**The data:**

Content starts

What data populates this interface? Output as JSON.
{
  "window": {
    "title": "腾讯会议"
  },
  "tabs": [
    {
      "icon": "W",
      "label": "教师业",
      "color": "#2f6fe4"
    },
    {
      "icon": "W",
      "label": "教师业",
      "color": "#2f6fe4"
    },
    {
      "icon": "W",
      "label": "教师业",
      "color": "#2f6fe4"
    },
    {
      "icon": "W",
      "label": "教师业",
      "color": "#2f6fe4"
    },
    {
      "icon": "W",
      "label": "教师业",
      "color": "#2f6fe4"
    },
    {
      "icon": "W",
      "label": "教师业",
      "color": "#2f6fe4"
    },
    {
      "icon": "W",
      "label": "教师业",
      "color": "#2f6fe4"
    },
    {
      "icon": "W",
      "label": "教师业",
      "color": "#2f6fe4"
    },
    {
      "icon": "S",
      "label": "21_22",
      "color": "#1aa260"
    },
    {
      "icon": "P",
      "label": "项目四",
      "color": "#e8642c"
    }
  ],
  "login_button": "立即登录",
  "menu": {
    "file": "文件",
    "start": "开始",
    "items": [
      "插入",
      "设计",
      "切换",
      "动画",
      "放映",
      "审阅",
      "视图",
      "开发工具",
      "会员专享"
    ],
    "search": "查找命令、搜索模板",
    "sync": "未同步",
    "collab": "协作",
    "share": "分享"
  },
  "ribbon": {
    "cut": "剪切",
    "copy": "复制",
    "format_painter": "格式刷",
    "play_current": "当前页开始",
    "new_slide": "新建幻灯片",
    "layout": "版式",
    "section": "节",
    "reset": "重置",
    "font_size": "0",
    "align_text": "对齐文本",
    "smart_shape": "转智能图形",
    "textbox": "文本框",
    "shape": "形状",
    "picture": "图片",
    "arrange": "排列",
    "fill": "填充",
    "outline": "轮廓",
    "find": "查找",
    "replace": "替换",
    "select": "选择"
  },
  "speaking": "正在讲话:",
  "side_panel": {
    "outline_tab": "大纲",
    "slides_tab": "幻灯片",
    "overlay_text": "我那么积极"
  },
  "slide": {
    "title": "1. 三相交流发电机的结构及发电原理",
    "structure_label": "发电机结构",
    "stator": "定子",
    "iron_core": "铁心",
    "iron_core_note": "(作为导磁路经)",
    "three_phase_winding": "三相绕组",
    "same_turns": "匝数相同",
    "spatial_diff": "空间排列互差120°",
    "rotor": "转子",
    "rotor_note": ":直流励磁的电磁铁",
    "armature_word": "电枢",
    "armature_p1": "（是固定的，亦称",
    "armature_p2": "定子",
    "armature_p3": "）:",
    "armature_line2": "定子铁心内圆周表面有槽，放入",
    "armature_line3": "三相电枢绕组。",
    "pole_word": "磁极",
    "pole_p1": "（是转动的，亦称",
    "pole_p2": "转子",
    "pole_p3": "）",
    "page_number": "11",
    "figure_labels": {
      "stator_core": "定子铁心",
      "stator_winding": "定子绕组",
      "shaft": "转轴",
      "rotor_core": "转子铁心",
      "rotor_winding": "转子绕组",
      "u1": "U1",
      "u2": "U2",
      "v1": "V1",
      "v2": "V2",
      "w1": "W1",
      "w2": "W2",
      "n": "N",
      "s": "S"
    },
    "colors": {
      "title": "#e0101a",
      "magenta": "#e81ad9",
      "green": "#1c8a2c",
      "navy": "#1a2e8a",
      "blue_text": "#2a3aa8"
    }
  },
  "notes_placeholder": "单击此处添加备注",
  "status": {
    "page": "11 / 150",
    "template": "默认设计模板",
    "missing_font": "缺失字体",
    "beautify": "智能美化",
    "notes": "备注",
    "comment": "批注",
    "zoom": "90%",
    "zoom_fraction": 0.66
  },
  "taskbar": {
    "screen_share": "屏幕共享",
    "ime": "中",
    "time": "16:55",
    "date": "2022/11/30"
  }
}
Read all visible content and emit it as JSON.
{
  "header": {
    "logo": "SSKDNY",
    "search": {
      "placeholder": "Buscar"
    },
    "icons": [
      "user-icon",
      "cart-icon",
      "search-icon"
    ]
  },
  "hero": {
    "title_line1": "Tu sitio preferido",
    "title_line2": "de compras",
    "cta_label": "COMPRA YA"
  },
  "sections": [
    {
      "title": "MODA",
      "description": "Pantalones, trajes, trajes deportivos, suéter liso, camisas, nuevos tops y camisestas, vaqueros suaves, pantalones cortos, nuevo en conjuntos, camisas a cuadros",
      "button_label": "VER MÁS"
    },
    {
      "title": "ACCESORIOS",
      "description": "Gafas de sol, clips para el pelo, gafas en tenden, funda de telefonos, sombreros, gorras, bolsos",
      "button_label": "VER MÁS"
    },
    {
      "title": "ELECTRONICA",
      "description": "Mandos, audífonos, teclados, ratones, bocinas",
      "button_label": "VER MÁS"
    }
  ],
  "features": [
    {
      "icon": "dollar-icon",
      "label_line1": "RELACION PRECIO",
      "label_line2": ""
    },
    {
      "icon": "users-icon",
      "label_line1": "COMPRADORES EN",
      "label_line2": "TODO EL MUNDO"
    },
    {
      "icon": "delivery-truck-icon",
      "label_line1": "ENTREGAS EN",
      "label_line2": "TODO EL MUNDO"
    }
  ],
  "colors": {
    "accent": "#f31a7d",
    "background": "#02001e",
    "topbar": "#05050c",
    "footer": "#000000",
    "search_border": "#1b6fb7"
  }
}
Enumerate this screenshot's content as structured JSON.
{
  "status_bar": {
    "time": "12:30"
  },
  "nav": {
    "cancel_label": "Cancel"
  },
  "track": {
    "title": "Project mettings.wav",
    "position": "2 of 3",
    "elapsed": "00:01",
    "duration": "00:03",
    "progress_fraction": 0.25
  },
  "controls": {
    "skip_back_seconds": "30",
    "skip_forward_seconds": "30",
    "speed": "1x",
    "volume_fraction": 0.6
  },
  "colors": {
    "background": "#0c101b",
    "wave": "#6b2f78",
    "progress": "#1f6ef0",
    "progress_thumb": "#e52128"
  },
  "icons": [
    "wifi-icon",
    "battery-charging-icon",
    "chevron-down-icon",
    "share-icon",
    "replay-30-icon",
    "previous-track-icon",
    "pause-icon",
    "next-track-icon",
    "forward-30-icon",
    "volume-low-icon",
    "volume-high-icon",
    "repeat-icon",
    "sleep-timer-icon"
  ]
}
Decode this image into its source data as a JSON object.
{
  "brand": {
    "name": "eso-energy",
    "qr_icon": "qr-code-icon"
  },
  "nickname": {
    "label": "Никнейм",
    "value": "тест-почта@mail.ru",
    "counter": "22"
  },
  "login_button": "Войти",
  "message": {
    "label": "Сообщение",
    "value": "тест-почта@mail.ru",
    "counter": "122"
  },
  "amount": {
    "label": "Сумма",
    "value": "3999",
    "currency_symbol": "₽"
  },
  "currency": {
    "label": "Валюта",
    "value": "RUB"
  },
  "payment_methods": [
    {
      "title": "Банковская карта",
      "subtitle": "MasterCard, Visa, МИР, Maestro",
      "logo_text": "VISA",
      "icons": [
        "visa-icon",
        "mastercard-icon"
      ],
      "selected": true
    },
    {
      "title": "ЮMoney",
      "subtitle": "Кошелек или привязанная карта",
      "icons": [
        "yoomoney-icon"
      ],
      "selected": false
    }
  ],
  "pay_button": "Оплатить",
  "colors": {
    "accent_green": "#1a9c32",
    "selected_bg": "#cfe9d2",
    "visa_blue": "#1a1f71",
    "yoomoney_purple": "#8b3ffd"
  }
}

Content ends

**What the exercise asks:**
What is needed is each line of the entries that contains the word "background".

**Exercise result:**
    "background": "#02001e",
    "background": "#0c101b",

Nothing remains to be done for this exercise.